The other important component is simplicity. A simple, coherent, rational framework works better over time. It is scalable. It has less moving parts, less gaps where doubt or psychological biases can creep in. Simplicity breeds discipline. Disciple breeds consistency. Consistency is the key for compounding and long term success.
Which framework should you adopt? This is a matter for you because objectives, psychologies and circumstances may vary. However, before deciding fit, you must be satisfied the approach works. Is there long term evidence your chosen approach can consistently beat the index? If not, then you might be better off simply buying a broad based index fund, such as the Australian ASX S&P200 or the US SP500, through say an Exchange Traded Fund (ETF).
Here it is worth remembering, that there is significant evidence now, most fund managers cannot consistently beat the index over the long term. Long term is 20 plus years, because this is usually our investment horizon. Beating the index over 5 years or even 10 years and not more, may seem good, buy it falls foul of the Recency Bias. This is a psychological bias we all have- we believe recent data proves future data. The better approach is long term historical data to give us a sound probability of similar future long term data.
Warren Buffett is the only investor who has a coherent, rational framework and who publishes his 20 year plus results through Berkshire every year. You can easily download his annual letter at Berkshire Hathaway: http://www.berkshirehathaway.com/letters/letters.html . At the very onset you can see his long term results, looking at the market value of Berkshire 1965 to 2018, Buffett has achieved an average of 20.5%, beating the S&P500 which has an average of 9.7% during this 53 year period (Buffett, W. 2018, ‘Shareholder Letter 2018’, accessed 5 April 2019, < http://www.berkshirehathaway.com/letters/2018ltr.pdf >).
The question for us is clear. Do we have a coherent, simple framework that can achieve similar, consistent returns in the long term? If we are following the approach of someone else or using managed funds, what evidence do they have of consistently beating the index for at least 20 plus years?
Whatever you do, it is important to go beyond your stock selection criteria, and find one overarching method or framework. Ask yourself, objectively does it work? Has it been proven to work? Not simply, ‘well I think it has worked’, or ‘I hope it has worked.’ What evidence is there for your chosen framework working for 20 plus years ? In addition, does it fit your objectives?
Investors in any asset class will usually have four key objectives-
- ROI. A good long term return on investment (over the index), commonly 7-11% ROI pa.
- Safety. A safe approach where permanent capital loss is unlikely.
- Yield. For older investors, they will be more interested in a strong yield, however other fundamentals of the business should not be ignored. ‘Pure Yield Plays’ are usually not sustainable.
- Personal Fit. The approach must personally and psychologically fit you. Too often, this is overlooked. Having a strong ‘sleep at night’ factor built into your approach is important when dealing with the uncertainties of the markets. It may also help you to see market corrections differently- for instance, as positive opportunities.

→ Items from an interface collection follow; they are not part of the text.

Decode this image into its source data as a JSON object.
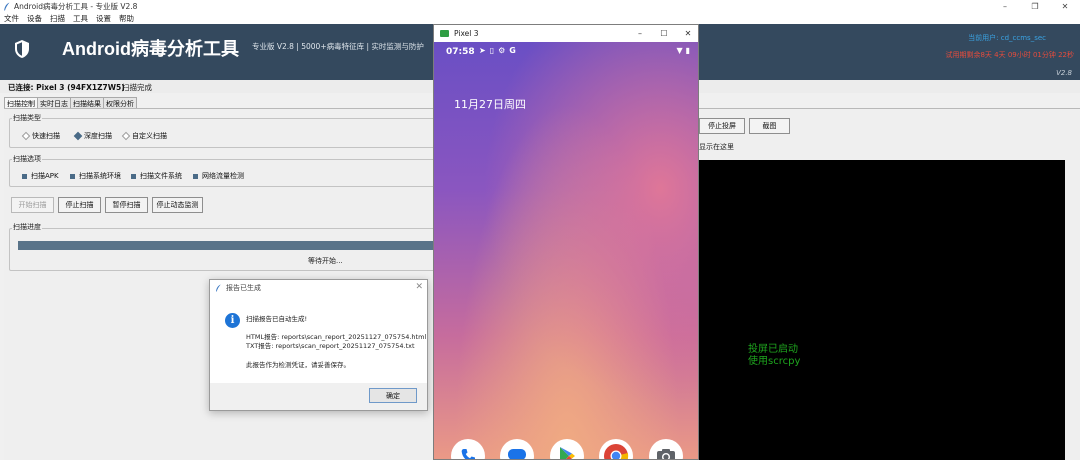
{
  "main_window": {
    "title": "Android病毒分析工具 - 专业版 V2.8",
    "menu": [
      "文件",
      "设备",
      "扫描",
      "工具",
      "设置",
      "帮助"
    ]
  },
  "header": {
    "app_name": "Android病毒分析工具",
    "subtitle": "专业版 V2.8 | 5000+病毒特征库 | 实时监测与防护",
    "user": "当前用户: cd_ccms_sec",
    "trial": "试用期剩余8天 4天 09小时 01分钟 22秒",
    "version": "V2.8",
    "colors": {
      "header_bg": "#34495e",
      "user": "#3aa3e3",
      "trial": "#e74c3c"
    }
  },
  "status": {
    "device": "已连接: Pixel 3 (94FX1Z7W5)",
    "scan_state": "扫描完成"
  },
  "tabs": [
    "扫描控制",
    "实时日志",
    "扫描结果",
    "权限分析"
  ],
  "scan_type": {
    "title": "扫描类型",
    "options": [
      {
        "label": "快速扫描",
        "selected": false
      },
      {
        "label": "深度扫描",
        "selected": true
      },
      {
        "label": "自定义扫描",
        "selected": false
      }
    ]
  },
  "scan_options": {
    "title": "扫描选项",
    "items": [
      "扫描APK",
      "扫描系统环境",
      "扫描文件系统",
      "网络流量检测"
    ]
  },
  "buttons": {
    "start": "开始扫描",
    "stop": "停止扫描",
    "pause": "暂停扫描",
    "stop_monitor": "停止动态监测"
  },
  "progress": {
    "title": "扫描进度",
    "status_text": "等待开始...",
    "value": 0
  },
  "mirror": {
    "stop_button": "停止投屏",
    "screenshot_button": "截图",
    "label": "显示在这里",
    "message_line1": "投屏已启动",
    "message_line2": "使用scrcpy"
  },
  "dialog": {
    "title": "报告已生成",
    "line1": "扫描报告已自动生成!",
    "line2": "HTML报告: reports\\scan_report_20251127_075754.html",
    "line3": "TXT报告: reports\\scan_report_20251127_075754.txt",
    "line4": "此报告作为检测凭证，请妥善保存。",
    "ok": "确定"
  },
  "phone": {
    "window_title": "Pixel 3",
    "time": "07:58",
    "date": "11月27日周四",
    "dock_icons": [
      "phone-icon",
      "messages-icon",
      "play-store-icon",
      "chrome-icon",
      "camera-icon"
    ]
  }
}
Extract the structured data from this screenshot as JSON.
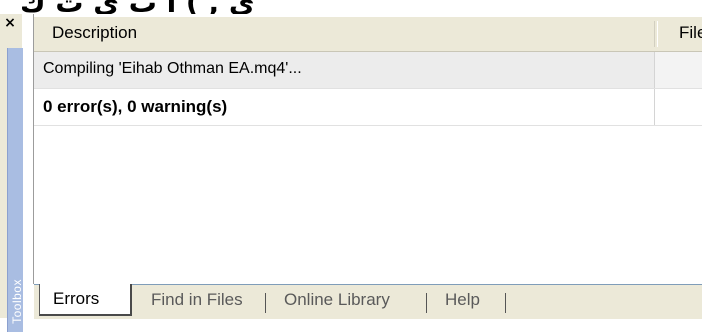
{
  "top_strip": {
    "text": "ي , ) ا ب ي ت ك"
  },
  "sidebar": {
    "close_glyph": "×",
    "toolbox_label": "Toolbox"
  },
  "grid": {
    "columns": [
      "Description",
      "File"
    ],
    "rows": [
      {
        "description": "Compiling 'Eihab Othman EA.mq4'...",
        "file": ""
      },
      {
        "description": "0 error(s), 0 warning(s)",
        "file": ""
      }
    ]
  },
  "tabs": [
    {
      "label": "Errors",
      "active": true
    },
    {
      "label": "Find in Files",
      "active": false
    },
    {
      "label": "Online Library",
      "active": false
    },
    {
      "label": "Help",
      "active": false
    }
  ],
  "colors": {
    "toolbox_tab": "#a9bde2",
    "chrome": "#ece9d8",
    "selected_row": "#ececec"
  }
}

It is important to deeply engage with your chosen method. Research it, find its strengths, weaknesses and limits. Find the heroes who have refined and made it workable in the long term. Look beyond the ‘sales speak’ and find the substance. Find your fit. Moving from a haphazard or inconsistent approach to a disciplined and highly rational approach, will immediately put you on a journey towards mastery. Over the years, we too have found mastery is closely connected to simplicity and flow.
“Simplicity breeds discipline. Disciple breeds consistency. Consistency is the key for compounding and long term success.”
© Copyright Lee M. Spano. All rights reserved.